* [Exercise requirements]: Could you please find each line in the records that contains the word "embedded" and copy it?

* [Task input]:

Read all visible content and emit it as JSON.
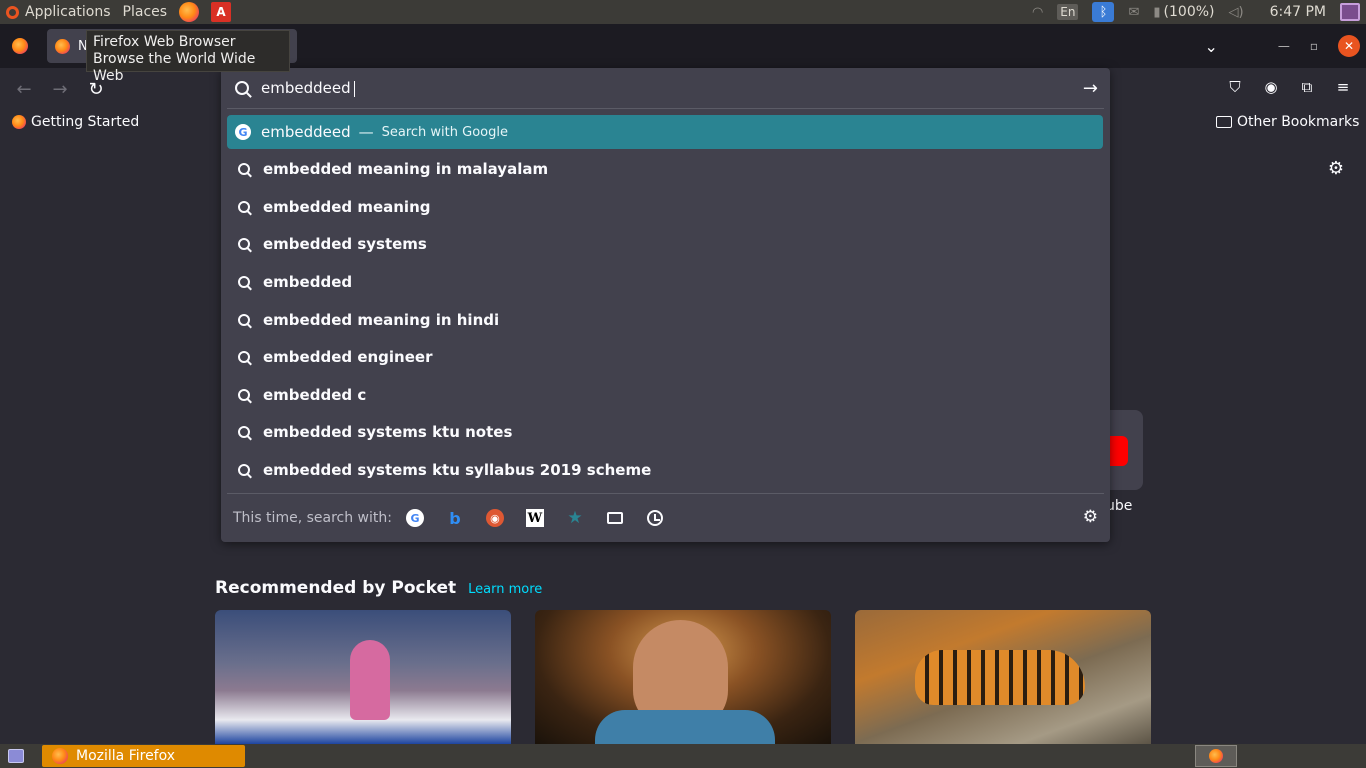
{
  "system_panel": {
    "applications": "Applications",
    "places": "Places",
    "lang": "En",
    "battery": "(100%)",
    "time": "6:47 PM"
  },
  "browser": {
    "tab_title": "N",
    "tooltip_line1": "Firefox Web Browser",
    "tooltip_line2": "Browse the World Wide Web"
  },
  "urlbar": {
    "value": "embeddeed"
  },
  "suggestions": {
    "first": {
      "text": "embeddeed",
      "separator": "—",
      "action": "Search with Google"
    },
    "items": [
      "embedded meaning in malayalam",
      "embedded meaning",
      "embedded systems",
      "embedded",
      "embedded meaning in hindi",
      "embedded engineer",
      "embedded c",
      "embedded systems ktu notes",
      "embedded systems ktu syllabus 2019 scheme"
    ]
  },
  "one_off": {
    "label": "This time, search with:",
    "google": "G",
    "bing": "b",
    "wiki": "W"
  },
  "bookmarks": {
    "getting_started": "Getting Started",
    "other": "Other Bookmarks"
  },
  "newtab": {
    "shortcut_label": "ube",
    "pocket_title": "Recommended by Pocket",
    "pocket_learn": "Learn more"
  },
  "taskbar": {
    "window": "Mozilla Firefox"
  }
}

* [Task solution]:
      "embedded meaning in malayalam",
      "embedded meaning",
      "embedded systems",
      "embedded",
      "embedded meaning in hindi",
      "embedded engineer",
      "embedded c",
      "embedded systems ktu notes",
      "embedded systems ktu syllabus 2019 scheme"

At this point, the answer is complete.